The Design and Construction of eBooks, by Steve Thomas

A Brief History Lesson

I started making ebooks in 1998. I was aware of other e-text projects and had compiled a web page directory of these sites, but I was dissatisfied with their presentation. Most of them used plain text for the books, which is utilitarian but not very inviting from a reader’s viewpoint.

Here’s the venerable Project Gutenberg, plain text version of David Copperfield, chapter 1:
Screen shot from, taken 2011-12-30.

It’s not awful. Just . . . dull.

Some sites (actually, most) presented their works in ways which I, personally, found annoying -- and they still do: they use coloured backgrounds, the pages are festooned with advertisements, sidebars and other extraneous material, they use ugly fonts, too small fonts, etc. While the plain text sites made no attempt at readability, these sites seemed to actively attack it!

Here’s David again, from another site:
Screen shot from, taken 2011-12-30.

This was taken recently, but has been unchanged since 1998. It replaces “dull” with “hideous”. And whereas the Project Gutenberg text gave us the entire book in one single file, this goes to the other extreme and breaks the book into many small segments.

And here’s a screen shot from one of the “better” sites,
Screen shot from, taken 2011-12-30.

You have to go to the site to get the full horror of this, because that advertisement at the top of the screen is actually animated. So while you are reading, this thing is flashing and wobbling in your face.

Some sites don’t use HTML at all, and expect you to read PDF. That’s OK for printing, but I find PDF too inflexible. PDF is designed for printing, so the text is formatted as it will appear when printed, usually on A4 paper. Unless you have an A4 sized screen, this will not be helpful. And as with the printed page, PDF does not allow you to increase or decrease font size, or any other aspect of presentation. What you see is all there is.

At the same time, the first ebook readers, notably the Rocket eBook, had appeared. While interesting, it occurred to me that we all had perfectly good screens on our desks which could be used for reading, if only the work was better formatted.*

* Most of the world seemed to disagree with me at the time, and to this day there is great resistance to the idea of reading a book on your computer, even though many of us do most of our work with such screens. Admittedly, screen quality has improved dramatically over the past decade, and today’s LCD screens are much sharper and clearer than the CRT screens of 1998.

With these things in mind, I set out to explore how one might present a book using HTML in such a way that it was as readable and enjoyable as a printed book. Having proved the concept, I then began adding titles and refining the format, and refinement continues to this day.

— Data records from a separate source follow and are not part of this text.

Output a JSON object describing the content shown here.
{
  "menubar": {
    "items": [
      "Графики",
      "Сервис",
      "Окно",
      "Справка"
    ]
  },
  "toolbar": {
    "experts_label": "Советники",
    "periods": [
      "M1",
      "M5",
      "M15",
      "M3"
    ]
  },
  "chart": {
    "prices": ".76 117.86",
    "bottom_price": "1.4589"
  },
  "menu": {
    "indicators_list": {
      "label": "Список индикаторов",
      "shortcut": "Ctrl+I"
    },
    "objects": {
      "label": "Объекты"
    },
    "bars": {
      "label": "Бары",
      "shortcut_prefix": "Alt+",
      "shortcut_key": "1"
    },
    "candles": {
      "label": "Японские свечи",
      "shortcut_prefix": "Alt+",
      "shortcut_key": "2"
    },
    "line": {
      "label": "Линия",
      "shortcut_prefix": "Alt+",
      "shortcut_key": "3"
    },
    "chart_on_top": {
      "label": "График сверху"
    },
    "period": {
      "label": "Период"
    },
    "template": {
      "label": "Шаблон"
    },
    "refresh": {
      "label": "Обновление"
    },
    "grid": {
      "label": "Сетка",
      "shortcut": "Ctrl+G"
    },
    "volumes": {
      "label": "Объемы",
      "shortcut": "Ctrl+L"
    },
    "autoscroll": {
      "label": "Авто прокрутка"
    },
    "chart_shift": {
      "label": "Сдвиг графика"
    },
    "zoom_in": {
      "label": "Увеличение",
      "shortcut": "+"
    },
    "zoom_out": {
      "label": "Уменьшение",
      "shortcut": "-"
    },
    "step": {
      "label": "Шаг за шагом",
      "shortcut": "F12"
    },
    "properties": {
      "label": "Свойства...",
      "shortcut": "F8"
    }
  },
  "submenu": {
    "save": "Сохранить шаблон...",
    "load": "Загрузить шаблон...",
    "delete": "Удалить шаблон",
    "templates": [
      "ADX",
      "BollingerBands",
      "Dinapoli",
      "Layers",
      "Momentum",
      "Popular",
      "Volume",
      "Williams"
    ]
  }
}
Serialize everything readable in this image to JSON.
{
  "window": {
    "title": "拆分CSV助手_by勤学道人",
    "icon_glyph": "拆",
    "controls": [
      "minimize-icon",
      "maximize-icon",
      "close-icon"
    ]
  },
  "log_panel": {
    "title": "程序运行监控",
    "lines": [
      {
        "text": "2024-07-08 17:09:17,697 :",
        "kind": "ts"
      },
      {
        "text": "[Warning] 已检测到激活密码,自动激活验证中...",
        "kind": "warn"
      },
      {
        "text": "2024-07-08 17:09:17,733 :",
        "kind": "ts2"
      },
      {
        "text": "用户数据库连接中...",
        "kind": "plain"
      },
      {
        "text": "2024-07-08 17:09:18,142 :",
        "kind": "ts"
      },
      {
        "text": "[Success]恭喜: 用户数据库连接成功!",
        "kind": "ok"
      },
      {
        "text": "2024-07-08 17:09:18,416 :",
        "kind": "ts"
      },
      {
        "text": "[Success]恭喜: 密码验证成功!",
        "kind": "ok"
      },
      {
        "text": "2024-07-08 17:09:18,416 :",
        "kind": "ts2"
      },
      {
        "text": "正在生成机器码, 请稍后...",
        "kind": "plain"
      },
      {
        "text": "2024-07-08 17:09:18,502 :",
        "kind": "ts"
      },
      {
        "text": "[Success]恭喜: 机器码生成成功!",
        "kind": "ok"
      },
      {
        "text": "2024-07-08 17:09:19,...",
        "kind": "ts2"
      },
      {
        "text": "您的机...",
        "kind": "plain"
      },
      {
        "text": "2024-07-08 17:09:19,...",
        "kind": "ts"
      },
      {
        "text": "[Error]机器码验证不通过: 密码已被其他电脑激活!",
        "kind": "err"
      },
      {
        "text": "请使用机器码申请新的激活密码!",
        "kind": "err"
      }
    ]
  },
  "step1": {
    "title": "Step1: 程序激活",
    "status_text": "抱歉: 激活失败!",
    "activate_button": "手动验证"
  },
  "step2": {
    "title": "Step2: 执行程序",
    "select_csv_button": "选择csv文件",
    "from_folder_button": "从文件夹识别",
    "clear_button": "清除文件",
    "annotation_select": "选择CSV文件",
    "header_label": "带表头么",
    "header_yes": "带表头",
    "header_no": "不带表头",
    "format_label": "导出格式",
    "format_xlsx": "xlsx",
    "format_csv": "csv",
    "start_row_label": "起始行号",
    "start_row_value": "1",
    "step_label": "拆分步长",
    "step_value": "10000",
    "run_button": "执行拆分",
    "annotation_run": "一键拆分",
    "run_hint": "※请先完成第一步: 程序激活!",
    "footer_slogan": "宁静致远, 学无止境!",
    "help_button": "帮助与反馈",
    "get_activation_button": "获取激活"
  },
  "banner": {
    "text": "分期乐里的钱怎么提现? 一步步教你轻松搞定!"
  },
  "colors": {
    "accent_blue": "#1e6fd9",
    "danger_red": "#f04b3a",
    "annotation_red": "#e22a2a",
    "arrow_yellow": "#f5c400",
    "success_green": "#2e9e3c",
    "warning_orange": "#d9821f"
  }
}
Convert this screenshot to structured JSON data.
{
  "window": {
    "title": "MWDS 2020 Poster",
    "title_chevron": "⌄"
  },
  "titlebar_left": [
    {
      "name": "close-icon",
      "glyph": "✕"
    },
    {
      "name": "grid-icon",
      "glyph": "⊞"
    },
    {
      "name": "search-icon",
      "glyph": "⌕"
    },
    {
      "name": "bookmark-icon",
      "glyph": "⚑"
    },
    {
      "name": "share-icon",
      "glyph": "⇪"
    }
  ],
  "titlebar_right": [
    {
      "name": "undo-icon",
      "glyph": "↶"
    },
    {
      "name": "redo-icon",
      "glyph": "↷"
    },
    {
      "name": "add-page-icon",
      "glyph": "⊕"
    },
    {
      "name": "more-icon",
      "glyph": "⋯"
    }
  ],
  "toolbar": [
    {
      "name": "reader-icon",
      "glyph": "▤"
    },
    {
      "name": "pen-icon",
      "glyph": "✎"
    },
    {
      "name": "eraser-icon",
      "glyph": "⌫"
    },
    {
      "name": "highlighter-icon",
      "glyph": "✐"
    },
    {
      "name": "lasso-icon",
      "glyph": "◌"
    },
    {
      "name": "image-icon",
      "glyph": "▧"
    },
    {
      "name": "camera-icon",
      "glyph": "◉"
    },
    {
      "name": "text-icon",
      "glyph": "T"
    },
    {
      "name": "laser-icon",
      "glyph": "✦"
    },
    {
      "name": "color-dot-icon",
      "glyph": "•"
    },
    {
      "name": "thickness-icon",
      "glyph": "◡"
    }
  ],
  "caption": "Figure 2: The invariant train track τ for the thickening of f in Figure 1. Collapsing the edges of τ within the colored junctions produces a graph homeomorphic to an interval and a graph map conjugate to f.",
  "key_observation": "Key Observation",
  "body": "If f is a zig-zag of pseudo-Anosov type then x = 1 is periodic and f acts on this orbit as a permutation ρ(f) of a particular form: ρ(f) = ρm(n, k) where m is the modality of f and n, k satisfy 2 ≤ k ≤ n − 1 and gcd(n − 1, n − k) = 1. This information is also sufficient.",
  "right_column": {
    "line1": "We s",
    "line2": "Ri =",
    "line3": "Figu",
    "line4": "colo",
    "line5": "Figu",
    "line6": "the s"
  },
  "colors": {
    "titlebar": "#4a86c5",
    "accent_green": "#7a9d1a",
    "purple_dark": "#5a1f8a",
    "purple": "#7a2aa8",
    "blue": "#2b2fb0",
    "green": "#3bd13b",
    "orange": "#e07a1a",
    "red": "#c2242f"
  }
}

The first title publicly promoted was Dickens’s Our Mutual Friend, done in order to tie in with an ABC TV adaptation which was showing at the time.

Last updated Tuesday, January 26, 2016 at 23:27